▶ **ABOUT THIS EXERCISE**
Go through the records below and copy out every line that contains the word "проекта".

Dataset rows for apps and sites
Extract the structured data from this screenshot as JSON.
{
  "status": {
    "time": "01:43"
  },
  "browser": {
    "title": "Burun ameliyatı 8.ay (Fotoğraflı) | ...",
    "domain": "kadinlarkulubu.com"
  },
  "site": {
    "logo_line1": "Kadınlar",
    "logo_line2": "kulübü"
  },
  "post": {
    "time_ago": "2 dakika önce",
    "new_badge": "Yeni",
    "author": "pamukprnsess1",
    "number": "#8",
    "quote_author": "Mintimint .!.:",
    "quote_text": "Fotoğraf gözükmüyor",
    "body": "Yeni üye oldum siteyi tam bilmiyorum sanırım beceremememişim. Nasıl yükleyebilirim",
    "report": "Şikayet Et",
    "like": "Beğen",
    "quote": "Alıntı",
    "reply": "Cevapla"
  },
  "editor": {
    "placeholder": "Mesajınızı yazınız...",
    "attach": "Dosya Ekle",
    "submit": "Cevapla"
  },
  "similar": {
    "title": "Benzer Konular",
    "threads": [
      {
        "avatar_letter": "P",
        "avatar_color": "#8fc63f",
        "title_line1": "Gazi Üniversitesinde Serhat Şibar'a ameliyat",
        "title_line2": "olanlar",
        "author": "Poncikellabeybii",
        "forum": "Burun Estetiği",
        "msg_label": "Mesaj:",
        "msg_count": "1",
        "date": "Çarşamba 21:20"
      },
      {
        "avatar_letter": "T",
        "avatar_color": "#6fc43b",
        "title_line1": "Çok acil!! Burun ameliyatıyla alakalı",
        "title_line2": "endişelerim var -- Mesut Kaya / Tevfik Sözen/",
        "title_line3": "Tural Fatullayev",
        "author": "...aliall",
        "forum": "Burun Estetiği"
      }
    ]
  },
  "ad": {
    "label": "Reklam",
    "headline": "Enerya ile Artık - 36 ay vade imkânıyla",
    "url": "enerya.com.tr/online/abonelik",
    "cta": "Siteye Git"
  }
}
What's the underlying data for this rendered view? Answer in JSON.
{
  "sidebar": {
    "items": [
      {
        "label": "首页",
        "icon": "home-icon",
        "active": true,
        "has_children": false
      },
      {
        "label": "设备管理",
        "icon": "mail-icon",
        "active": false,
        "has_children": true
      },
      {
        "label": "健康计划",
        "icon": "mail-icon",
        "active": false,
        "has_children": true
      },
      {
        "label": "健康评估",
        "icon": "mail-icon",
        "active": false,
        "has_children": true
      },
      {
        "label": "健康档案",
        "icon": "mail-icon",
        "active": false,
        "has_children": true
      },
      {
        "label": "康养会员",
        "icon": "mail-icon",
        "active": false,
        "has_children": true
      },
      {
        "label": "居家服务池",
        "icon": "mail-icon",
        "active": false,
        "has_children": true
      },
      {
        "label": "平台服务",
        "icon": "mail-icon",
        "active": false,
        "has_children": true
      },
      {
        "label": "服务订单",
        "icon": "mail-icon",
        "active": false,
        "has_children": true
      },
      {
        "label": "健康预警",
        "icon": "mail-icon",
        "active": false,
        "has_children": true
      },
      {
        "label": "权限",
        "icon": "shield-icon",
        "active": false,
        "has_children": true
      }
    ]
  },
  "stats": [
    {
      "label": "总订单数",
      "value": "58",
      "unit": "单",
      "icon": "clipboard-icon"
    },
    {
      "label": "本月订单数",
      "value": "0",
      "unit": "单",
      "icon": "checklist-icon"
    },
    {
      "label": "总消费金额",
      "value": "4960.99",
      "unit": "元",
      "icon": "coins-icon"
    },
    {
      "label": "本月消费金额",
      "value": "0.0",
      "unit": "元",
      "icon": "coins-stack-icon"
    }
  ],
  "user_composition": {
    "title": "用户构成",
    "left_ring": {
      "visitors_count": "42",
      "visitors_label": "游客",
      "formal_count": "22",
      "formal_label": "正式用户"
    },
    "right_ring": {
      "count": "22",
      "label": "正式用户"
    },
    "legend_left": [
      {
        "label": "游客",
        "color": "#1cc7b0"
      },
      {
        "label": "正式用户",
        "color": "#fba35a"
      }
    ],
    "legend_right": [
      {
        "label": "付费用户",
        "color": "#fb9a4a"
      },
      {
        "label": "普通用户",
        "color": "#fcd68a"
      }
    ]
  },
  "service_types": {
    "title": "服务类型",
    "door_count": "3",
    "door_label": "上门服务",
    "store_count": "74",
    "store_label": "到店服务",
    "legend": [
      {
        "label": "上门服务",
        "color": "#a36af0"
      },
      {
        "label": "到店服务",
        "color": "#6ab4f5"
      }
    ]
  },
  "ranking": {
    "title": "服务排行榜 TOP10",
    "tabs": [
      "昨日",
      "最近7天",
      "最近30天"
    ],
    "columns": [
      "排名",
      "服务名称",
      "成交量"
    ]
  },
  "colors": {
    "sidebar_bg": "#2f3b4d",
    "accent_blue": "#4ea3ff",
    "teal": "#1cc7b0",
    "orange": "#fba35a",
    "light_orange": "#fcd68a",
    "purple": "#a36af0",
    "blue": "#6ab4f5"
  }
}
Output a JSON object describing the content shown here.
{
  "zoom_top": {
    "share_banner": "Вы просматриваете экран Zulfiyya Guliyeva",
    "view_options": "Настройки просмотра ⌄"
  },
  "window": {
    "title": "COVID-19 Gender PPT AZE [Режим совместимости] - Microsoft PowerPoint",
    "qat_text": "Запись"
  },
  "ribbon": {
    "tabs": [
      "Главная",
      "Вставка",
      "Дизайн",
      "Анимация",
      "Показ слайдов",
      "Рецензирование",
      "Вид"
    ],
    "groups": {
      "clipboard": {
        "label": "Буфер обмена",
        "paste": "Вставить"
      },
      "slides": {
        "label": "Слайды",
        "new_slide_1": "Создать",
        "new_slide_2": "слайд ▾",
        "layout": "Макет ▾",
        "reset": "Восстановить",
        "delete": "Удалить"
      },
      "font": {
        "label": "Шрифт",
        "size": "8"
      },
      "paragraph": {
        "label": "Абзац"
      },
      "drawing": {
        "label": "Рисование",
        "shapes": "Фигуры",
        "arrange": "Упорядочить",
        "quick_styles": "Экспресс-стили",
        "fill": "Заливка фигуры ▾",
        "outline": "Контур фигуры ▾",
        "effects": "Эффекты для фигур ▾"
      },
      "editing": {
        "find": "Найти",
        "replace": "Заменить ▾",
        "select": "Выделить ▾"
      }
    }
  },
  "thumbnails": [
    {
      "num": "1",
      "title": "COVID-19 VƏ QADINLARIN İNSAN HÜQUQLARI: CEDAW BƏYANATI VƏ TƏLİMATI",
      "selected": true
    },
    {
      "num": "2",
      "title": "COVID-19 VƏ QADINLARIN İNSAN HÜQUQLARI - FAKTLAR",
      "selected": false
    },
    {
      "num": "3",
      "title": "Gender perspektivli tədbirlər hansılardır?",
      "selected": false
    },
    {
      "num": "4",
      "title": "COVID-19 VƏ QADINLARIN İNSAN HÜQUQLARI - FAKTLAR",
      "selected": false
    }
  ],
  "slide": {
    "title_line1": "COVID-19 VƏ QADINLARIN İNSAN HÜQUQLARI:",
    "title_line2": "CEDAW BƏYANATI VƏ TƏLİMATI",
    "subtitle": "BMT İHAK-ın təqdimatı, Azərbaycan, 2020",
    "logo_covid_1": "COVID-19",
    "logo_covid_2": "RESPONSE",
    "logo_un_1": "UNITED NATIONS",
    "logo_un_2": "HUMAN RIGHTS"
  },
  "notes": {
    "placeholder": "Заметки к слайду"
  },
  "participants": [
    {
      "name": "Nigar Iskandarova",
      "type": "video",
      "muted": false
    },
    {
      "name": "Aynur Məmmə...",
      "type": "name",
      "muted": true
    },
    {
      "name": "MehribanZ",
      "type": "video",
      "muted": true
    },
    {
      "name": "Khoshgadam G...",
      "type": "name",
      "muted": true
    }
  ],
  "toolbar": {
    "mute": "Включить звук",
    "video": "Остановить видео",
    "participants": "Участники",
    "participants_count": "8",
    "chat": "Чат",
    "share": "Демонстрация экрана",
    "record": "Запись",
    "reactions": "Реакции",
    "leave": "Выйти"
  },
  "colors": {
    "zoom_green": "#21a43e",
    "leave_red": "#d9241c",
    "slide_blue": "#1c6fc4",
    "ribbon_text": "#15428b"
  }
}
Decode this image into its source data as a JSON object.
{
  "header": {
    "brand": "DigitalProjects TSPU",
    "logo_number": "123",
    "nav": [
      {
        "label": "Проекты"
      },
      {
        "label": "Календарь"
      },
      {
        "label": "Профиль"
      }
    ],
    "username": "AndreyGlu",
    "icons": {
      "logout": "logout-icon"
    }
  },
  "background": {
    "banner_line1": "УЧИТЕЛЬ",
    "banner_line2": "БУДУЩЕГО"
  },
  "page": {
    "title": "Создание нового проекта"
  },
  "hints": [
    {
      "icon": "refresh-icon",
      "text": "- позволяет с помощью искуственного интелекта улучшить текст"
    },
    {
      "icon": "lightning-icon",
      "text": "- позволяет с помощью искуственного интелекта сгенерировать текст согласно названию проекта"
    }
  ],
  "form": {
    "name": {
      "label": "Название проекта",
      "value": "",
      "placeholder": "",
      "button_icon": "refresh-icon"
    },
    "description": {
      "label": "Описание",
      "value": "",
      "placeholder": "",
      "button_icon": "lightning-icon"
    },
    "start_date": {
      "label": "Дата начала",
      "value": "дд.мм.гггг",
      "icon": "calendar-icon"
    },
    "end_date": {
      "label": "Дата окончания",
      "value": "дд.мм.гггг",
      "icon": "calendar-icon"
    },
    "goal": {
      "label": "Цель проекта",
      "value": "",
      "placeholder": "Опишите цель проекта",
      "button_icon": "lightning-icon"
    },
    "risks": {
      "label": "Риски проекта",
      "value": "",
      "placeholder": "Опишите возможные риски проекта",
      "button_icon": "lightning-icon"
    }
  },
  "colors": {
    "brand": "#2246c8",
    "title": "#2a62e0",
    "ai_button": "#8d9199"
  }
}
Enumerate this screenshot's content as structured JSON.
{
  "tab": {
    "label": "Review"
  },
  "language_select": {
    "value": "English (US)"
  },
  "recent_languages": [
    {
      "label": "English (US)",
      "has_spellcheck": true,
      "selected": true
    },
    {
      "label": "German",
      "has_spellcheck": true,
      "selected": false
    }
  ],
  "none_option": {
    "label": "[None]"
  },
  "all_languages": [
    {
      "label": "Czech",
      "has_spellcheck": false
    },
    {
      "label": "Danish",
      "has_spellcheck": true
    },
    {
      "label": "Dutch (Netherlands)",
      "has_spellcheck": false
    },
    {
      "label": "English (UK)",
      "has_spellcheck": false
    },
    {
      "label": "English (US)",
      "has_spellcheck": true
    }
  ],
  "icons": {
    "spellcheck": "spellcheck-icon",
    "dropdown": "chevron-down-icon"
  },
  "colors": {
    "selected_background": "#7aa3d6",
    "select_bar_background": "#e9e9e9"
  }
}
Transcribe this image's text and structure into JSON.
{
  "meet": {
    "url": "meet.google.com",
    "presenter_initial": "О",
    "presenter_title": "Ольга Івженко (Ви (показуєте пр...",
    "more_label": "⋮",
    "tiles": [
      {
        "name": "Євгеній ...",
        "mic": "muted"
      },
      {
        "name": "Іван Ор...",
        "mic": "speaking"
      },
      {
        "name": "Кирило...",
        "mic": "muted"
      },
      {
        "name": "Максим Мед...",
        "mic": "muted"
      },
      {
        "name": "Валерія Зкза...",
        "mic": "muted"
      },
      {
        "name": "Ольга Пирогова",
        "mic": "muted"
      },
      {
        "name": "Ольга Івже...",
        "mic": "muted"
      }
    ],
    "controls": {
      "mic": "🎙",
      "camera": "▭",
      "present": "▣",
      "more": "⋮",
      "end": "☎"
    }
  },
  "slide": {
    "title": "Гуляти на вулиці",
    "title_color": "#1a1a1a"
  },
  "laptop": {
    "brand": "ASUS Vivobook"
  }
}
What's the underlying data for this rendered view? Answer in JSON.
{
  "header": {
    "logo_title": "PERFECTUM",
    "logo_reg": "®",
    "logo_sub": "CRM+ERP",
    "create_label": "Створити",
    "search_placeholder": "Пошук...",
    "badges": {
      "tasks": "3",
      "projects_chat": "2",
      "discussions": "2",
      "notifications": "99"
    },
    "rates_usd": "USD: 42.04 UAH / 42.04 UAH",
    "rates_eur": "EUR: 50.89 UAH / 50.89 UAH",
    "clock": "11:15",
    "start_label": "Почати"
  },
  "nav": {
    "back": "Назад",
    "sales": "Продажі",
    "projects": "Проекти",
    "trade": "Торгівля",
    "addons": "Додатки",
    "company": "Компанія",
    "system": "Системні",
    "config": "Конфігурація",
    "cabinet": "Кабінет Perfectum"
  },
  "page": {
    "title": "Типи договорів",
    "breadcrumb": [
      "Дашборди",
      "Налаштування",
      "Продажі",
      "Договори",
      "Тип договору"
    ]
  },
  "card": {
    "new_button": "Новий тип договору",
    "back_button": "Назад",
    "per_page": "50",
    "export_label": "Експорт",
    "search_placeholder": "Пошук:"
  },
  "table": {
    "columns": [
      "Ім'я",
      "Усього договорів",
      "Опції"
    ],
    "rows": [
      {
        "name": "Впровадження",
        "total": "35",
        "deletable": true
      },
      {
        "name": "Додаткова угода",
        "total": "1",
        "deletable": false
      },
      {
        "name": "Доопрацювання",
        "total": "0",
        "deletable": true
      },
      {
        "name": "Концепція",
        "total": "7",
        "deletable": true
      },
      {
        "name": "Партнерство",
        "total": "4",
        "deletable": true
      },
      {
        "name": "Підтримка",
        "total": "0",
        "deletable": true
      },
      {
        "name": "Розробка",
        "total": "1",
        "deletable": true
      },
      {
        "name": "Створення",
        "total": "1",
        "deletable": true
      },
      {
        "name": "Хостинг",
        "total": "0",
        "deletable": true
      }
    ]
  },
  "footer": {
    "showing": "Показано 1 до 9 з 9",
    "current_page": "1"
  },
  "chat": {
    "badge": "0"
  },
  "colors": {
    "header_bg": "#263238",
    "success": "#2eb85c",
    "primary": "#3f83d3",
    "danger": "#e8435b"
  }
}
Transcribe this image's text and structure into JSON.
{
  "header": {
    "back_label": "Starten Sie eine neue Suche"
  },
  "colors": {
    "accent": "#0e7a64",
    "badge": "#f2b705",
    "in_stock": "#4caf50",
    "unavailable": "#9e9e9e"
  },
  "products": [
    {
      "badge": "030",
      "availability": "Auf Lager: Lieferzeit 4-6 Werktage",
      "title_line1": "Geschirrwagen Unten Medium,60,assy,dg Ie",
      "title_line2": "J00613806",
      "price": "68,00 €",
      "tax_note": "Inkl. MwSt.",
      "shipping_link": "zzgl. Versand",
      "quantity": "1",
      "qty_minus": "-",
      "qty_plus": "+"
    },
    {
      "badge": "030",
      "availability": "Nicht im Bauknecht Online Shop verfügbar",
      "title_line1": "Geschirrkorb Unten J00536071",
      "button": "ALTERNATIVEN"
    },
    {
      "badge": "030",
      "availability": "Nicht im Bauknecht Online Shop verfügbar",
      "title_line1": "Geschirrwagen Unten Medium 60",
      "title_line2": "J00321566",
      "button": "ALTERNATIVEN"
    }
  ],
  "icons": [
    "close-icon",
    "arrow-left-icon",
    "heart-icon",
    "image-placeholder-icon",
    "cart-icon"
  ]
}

▶ **ANSWER FOR THE TASK**
    "title": "Создание нового проекта"
      "text": "- позволяет с помощью искуственного интелекта сгенерировать текст согласно названию проекта"
      "label": "Название проекта",
      "label": "Цель проекта",
      "placeholder": "Опишите цель проекта",
      "label": "Риски проекта",
      "placeholder": "Опишите возможные риски проекта",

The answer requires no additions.